  • Research Project Location: Rwanda
  • Timeframe: August 2023 - September 2024
  • Funding: USAID


The dairy sector in Rwanda has low productivity and faces future challenges in adapting to climate change. Approaches that quantify the economic and environmental impacts of introducing improved forages alongside climate-smart agricultural practices can help dairy farmers, extension agents, and policy stakeholders adopt new practices to overcome these challenges.

The overall project goal is to assess the benefits of improved forage grasses and climate-smart agricultural practices on feed production and analyze their economic and environmental sustainability in smallholder dairy production systems in Nyanza, Burera, and Nyagatare districts in Rwanda.

Project Objectives

  • Characterize, for a range of typical dairy farming systems in Rwanda, the common feed types and associated management practices through a combination of primary and secondary data collection and stakeholder input.
  • Improve model assessments of improved forages and maize stover production systems under climate-smart agricultural practices through testing and evaluation of the Decision Support System for Agrotechnology Transfer (DSSAT) CROPGRO perennial forage and CERES maize models.
  • Identify CSA practices for improving dairy cattle production and nutrition through combining model simulations and on-farm field assessments, and assess their impacts on GHG emissions, dairy production costs, and income generation.
  • Develop guidelines for increasing the adoption of improved forages and climate-smart agricultural practices and disseminate them to key stakeholders.


A participatory approach will be used to characterize the dairy farmer typologies and identify the forages and maize stover production systems, using both survey data from farmers and discussions with stakeholders in the three districts. The Decision Support System Transfer (DSSAT) perennial forage and maize models will be calibrated and evaluated using biomass and soil organic carbon data collected from on-station demonstration plots in the three districts. The evaluated models will be run under different improved management practices, including fertilizer and manure application, residue returns, and varying cutting and harvest frequencies, considering present and future climates. The potential of the improved management practices in increasing livestock feed production will be quantified by comparing the simulated biomass production against the business-as-usual, representing typical management on farms. The biomass data from the different scenarios, together with socio-economic data from the survey, will be applied in running the FarmDESIGN bioeconomic model to assess the economic benefits and trade-offs associated with the adoption of the improved technologies in the different farm typologies. Results from this work will allow us to make recommendations on practical management interventions in the smallholder dairy system that can improve production and farmer livelihoods while increasing the sector’s resilience to climate change.

Principal Investigator (PI) and lead institution

Sylvia Sarah Nyawira, International Center for Tropical Agriculture (CIAT)


Co-PI and collaborator institutions

  • Mupenzi Mutimura, Rwanda Agriculture and Animal Resources Development Board
  • Ken Boote, University of Florida
  • Gerrit Hoogenboom, University of Florida


Project poster

Feed the Future Innovation Lab for Livestock Systems is part of Feed the Future

This work was funded in whole or part by the United States Agency for International Development (USAID) Bureau for Resilience, Environment and Food Security under Agreement # AID-OAA-L-15-00003 as part of Feed the Future Innovation Lab for Livestock Systems.
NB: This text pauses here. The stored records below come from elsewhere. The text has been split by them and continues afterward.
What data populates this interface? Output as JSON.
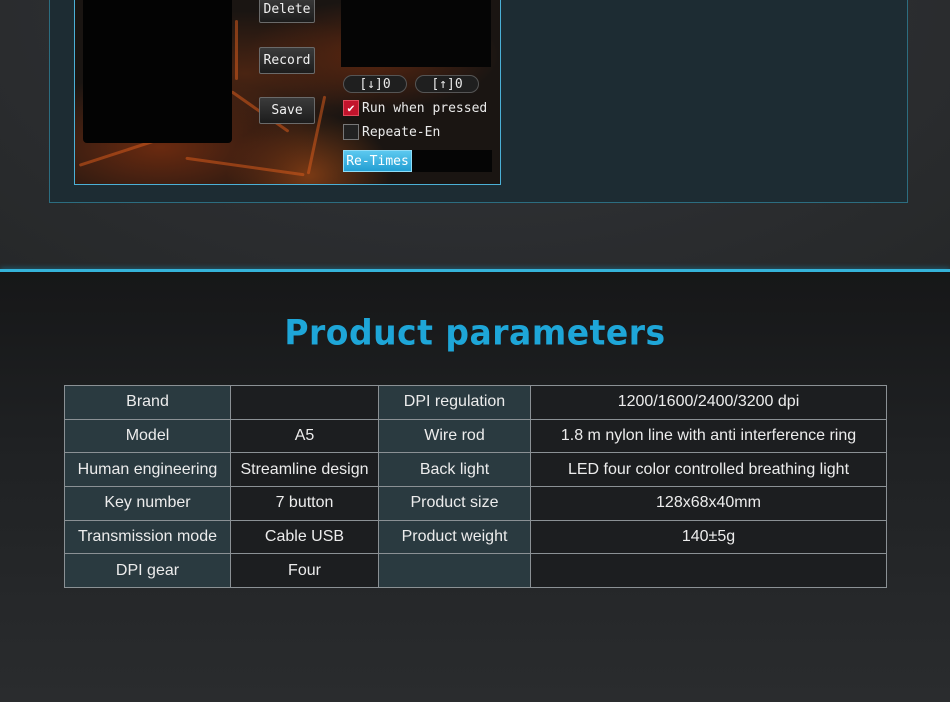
{
  "macro_editor": {
    "buttons": {
      "delete_label": "Delete",
      "record_label": "Record",
      "save_label": "Save"
    },
    "key_down_counter": "[↓]0",
    "key_up_counter": "[↑]0",
    "run_when_pressed": {
      "label": "Run when pressed",
      "checked": true
    },
    "repeat_enable": {
      "label": "Repeate-En",
      "checked": false
    },
    "retimes_label": "Re-Times",
    "retimes_value": ""
  },
  "params": {
    "title": "Product parameters",
    "rows": [
      {
        "label1": "Brand",
        "value1": "",
        "label2": "DPI regulation",
        "value2": "1200/1600/2400/3200 dpi"
      },
      {
        "label1": "Model",
        "value1": "A5",
        "label2": "Wire rod",
        "value2": "1.8 m nylon line with anti interference ring"
      },
      {
        "label1": "Human engineering",
        "value1": "Streamline design",
        "label2": "Back light",
        "value2": "LED four color controlled breathing light"
      },
      {
        "label1": "Key number",
        "value1": "7 button",
        "label2": "Product size",
        "value2": "128x68x40mm"
      },
      {
        "label1": "Transmission mode",
        "value1": "Cable USB",
        "label2": "Product weight",
        "value2": "140±5g"
      },
      {
        "label1": "DPI gear",
        "value1": "Four",
        "label2": "",
        "value2": ""
      }
    ]
  },
  "colors": {
    "accent": "#1ea6d8",
    "label_cell_bg": "#2a3a40",
    "checkbox_checked": "#c2142c"
  }
}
Additional funding was received from Bill & Melinda Gates Foundation OPP#060115.  Any opinions, findings, conclusions, or recommendations expressed here are those of the authors alone.